Melbourne’s equivalent is the Midsumma Festival, which goes on for 22 days spread over January and February. Other notable LGBTQ events in Australia include Pride in the Park Perth, Wagga Mardi Gras, Broome Pride, ChillOut Daylesford, the Big Gay Day Brisbane in March and the awesome Broken Heels Festival in September.
Gay travel to Australia
Our ultimate gay Aussie fantasy is to rent a dramatic pink camper and pay homage to Priscilla, travelling across the Australian Outback from Sydney to Alice Springs and spread fabuloussness across the country.
Other touristic highlights for gay travellers to Australia (beyond Mardi Gras of course!) include The Great Barrier Reef for world-class diving, the Sydney Opera House, Sydney Harbour Bridge, the Great Ocean Road and the Uluru-Kata Tjuta National Park.
Did you know? Australia is soooo gay that it even secured itself a spot in the annual Eurovision Songcontest. Check out the for the reason behind this quirky decision, which whether or not you agree with it, we LOVE it and warmly welcome them into our big gay European arms!
LGBTQ rights in Taiwan
Taiwan legalized homosexuality in…oh it was never illegal! From 2002, Taiwan began to introduce anti-discrimination laws beginning with the right for LGB people (ie not transgender people) to openly serve in the military. Despite the army ban for transgender people, Taiwan has introduced comprehensive laws relating to hate crimes, indirect discrimination and more.
Taiwan is most famous for becoming the first place in Asia to legalize gay marriage in 2019. Taiwan is also positioning itself to become a transgender haven by introducing a third gender option on all ID documents in late 2020.
The gay scene in Taiwan
Ximen in Taipei is the main gay scene with loads of gay bars clustered together. There are more gay places dotted around the city but the bulk is around Ximen’s gay neighborhood. Other cities in Taiwan have a few gay scenes, but nothing on par with Ximen. Read more about what gay life in Taiwan is like in our .
Gay events in Taiwan
Taipei Pride is not only the main LGBTQ event in Taiwan, but the largest in all of Asia attracting around 200,000 people! It takes place in October and includes a number of other gay parties like Formosa and the WOW Pool Party. Other cities in Taiwan host smaller, more local Pride events, in particular Kaohsiung City and Taichung City Pride.
Gay travel to Taiwan
Taiwan is a foodie destination! If, like us, you love Asian food, Taiwan is a place you need to visit. Other touristic highlights in Taiwan include the Taipei 101, Taroko National Park, the Sun Moon Lake, the Yushan National Park, the Rainbow Village in Taichung City, and of course the food – check out the Shilin Night Market in Taipei for example!
As a gay couple travelling in Taiwan, we loved it. We felt so welcomed everywhere.
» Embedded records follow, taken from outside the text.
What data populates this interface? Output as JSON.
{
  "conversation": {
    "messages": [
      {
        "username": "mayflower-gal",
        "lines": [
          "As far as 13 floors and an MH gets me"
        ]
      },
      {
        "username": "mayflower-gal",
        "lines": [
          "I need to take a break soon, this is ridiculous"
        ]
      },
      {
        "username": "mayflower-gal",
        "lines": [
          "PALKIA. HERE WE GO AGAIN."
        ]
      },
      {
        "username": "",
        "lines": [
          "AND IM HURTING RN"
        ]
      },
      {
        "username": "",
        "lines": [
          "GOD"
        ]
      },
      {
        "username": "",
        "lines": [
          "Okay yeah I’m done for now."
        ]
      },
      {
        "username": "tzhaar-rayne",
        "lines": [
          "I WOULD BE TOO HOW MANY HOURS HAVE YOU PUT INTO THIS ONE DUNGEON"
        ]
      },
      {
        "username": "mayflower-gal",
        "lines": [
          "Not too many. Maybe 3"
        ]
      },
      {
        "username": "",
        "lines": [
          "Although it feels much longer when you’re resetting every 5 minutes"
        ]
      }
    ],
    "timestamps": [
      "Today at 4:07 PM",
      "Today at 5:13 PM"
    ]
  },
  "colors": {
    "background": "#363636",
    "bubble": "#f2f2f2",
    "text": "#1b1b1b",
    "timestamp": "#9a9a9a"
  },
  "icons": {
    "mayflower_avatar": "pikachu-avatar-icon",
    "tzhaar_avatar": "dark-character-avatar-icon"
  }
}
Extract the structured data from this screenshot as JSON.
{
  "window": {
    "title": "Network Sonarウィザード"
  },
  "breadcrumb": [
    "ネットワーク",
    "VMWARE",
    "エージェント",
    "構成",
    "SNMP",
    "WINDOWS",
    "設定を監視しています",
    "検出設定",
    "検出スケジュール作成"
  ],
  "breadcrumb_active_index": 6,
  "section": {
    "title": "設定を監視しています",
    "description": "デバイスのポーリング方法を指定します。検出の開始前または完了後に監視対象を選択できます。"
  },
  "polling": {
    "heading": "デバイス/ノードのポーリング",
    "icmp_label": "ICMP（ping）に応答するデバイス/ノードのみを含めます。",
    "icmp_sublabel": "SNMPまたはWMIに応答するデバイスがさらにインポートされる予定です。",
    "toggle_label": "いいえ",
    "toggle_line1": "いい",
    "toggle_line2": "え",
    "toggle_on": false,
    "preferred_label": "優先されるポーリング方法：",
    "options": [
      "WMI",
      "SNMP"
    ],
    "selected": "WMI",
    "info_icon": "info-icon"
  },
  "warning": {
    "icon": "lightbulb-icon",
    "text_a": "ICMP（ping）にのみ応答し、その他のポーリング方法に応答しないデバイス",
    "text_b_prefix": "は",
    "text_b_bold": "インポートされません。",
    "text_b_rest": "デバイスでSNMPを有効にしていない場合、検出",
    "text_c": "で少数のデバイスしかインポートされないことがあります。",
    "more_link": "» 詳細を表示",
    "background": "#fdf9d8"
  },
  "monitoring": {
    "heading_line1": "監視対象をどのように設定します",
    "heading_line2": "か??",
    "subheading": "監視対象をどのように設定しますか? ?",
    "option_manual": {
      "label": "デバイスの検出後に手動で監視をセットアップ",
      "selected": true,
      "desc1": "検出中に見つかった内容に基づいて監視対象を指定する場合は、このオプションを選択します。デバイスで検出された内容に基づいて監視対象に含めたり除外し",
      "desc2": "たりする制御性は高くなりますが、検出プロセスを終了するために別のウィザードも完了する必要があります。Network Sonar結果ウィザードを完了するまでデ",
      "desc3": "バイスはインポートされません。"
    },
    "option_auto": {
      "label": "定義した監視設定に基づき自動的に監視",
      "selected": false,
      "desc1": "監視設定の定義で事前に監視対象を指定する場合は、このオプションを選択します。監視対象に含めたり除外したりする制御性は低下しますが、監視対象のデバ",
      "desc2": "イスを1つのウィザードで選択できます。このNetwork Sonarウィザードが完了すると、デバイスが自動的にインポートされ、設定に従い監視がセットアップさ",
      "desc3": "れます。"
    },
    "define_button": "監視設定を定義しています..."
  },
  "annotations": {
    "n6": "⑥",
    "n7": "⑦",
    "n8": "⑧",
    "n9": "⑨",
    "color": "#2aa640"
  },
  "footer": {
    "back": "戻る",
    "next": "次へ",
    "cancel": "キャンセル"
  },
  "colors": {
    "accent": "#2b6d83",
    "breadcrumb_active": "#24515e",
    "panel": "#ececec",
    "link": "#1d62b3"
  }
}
We can totally understand why it is regarded as such a pink haven in Asia. The Taiwanese are very open-minded and tolerant, easily topping our list of the most gay-friendly countries in Asia.
Did you know? Taiwan is so gay, it even has a gay god with its own temple! The Rabbit Gay Temple was built to commemorate Tu’er Shen (The Rabbit God) who manages the love and relationships between gay partners helps those looking for love. It was founded in 2006 by Lu Wei-ming and as far as we are aware, it is the world’s only shrine for an LGBTQ god.